In the bond market, US Treasuries rebounded after posting their worst annual return in decades in 2022, with the Bloomberg US Treasury Bond Index gaining 4.1% vs. the previous year’s 12.5% decline.ix But it was not a smooth ride for investors. Despite rising bond prices generally, yields (which fall when prices rise) were higher than they have been for most of the past decade. The 10-year Treasury yield nearly touched 5% in October for the first time since 2007, before pulling back below 4% by year-end.x For the entire year, the 10-year yield was lower than that of three-month bills, keeping the yield curve inverted. While many investors see yield curve inversion as a foreboding signal of a recession or stock market downturn, data from the US and other major economies show yield curve inversions have not historically predicted stock downturns consistently. And no US recession was declared in 2023.
What’s in Store for ’24?
Economic resilience in the US and elsewhere is helping boost the global outlook for 2024, but as investors learned last year, the only thing certain is that there will be plenty of uncertainties. Many variables are in play for markets this year, from wars in Ukraine and the Middle East to questions around interest rates. Investors are also likely to be closely following the upcoming presidential election in the US. But it’s worth noting that the political party that wins the White House is just one of many factors investors consider when pricing assets, and stocks have generally trended upward regardless of which party holds the presidency. This may be reassuring when one considers the difficulty, or perhaps futility, of trying to guess what is going to happen in 2024—or any year. That’s why it’s recommended that investors plan for what might happen rather than predict what will. Last year was a vivid example of why such advice is prudent.
*The views and opinions expressed in this article may not necessarily reflect those of IPC Securities Corporation.
i Based on the 2023 calendar-year return of the Russell 3000 Index, which rose 26.0%.
ii S&P data © 2024 S&P Dow Jones Indices LLC, a division of S&P Global. All rights reserved.
iii MSCI data © MSCI 2024, all rights reserved.
iv Based on the 2023 calendar-year returns of S&P and MSCI indices.
v In USD. MSCI All Country World Index, net dividends. MSCI data © MSCI 2024, all rights reserved. Indices are not available for direct investment; therefore, their performance does not reflect the expenses associated with the management of an actual portfolio. Headlines are sourced from various publicly available news outlets and are provided for context, not to explain the market's behavior.
vi Based on the 2023 calendar-year return of the Nasdaq Composite Index. © 2024 Nasdaq Inc. All rights reserved. Returns are calculated from the total return index values.
vii The Magnificent 7 stocks include Alphabet, Amazon, Apple, Meta Platforms, Microsoft, NVIDIA, and Tesla.
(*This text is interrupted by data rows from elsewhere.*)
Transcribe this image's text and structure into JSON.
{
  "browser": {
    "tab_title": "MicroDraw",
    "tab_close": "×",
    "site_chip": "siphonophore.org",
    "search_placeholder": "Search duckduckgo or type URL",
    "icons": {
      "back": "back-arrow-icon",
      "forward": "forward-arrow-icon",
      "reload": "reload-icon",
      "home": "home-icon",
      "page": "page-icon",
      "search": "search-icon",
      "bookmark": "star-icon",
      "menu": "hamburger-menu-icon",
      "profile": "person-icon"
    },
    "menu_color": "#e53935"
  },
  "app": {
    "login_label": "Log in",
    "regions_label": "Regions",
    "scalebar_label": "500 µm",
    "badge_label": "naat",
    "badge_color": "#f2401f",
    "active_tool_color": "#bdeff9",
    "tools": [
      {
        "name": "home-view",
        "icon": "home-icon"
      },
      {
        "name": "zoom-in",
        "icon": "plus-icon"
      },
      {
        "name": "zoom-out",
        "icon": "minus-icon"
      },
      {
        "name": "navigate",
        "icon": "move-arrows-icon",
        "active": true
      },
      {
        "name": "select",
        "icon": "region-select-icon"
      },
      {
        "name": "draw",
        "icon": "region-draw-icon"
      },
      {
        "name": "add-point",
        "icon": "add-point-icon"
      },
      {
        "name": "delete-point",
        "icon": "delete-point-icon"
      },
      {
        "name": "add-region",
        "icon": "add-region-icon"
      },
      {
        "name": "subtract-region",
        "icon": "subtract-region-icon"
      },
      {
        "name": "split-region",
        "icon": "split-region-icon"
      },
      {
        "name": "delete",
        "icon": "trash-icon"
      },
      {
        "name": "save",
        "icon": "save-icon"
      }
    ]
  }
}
viii Indices are not available for direct investment. S&P data © 2024 S&P Dow Jones Indices LLC, a division of S&P Global. All rights reserved. Frank Russell Company is the source and owner of the trademarks, service marks, and copyrights related to the Russell Indexes. MSCI data © 2024, all rights reserved.
ix Based on the 2023 calendar-year return of the Bloomberg US Treasury Bond Index. Bloomberg data provided by Bloomberg Finance LP.
x Source: US Treasury.
xi Eugene F. Fama and Kenneth R. French, “Inverted Yield Curves and Expected Stock Returns” (white paper, 2019).